Handshakes are used as a greeting action to establish connection between 2 people and is typically accompanied by a brief movement, up and down before release. SSL Handshakes works the same way for sites encrypted with SSL (Secure Socket Layer) and is used to secure a connection between (1) a web browser and (2) a web server. This however, is not seen by users and happens immediately.
In SSL, there are 3 keys used to secure a connection. They are the public, private and session keys.
Just as what the term suggests, public keys are keys made available to the public and are used to encrypt a secret message for a specific recipient with a matching private key.
Private keys are matched with public keys and used to encrypt/decrypt messages. Private keys are not available to anyone except the key holder.
A session key is a symmetric key used to encrypt messages within one transmission.
What Happens behind a SSL Handshake:
1. Browser connects to web server secured with https and requests server to identify itself.
2. Server sends its SSL certificate together with the server’s public key.
3. Browser runs a check to see if the certificate root of the SSL is trusted by a Certificate Authority (CA), the certificate expiry date and common name is also validated.
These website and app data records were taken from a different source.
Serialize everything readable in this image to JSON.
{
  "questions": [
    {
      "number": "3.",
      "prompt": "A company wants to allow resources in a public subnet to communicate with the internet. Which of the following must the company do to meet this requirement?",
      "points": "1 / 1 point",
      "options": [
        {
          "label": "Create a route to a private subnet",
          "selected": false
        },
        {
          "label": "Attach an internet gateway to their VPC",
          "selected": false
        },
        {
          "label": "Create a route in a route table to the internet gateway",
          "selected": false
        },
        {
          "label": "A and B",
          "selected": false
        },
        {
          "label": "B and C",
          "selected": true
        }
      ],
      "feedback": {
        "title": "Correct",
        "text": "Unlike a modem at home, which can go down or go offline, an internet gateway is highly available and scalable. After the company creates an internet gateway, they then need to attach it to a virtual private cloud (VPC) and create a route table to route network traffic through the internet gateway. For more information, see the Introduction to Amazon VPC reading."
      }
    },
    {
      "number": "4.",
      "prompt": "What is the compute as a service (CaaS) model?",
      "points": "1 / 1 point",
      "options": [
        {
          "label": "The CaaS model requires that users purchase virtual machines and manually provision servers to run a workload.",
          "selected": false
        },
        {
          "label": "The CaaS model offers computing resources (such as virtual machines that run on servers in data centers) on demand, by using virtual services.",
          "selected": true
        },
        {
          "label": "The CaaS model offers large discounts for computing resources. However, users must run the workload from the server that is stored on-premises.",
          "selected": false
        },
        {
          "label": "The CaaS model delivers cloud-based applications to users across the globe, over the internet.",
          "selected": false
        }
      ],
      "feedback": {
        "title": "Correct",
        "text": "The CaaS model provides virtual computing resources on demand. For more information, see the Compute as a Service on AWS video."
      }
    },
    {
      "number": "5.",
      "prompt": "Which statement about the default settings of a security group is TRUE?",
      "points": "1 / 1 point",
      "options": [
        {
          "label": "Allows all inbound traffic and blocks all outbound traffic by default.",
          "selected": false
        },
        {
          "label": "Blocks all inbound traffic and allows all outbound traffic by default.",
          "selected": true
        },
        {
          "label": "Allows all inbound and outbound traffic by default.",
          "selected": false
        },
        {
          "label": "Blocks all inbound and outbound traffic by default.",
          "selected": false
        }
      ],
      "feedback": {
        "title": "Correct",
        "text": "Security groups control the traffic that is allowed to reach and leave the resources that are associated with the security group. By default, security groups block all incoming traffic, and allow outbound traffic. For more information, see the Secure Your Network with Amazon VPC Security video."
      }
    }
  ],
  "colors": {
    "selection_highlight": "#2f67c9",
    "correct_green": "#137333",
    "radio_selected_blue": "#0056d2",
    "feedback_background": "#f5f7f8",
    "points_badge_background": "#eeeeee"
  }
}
Once the browser trusts the SSL, it generates, encrypts and returns a symmetric session key to the server, with the server’s public key.
4. Server decrypts the the symmetric session key with its own private key and relay back an acknowledgment to start with an encrypted session.
5. Server and Browser has completed a SSL handshake and all data transmitted is encrypted with the session key.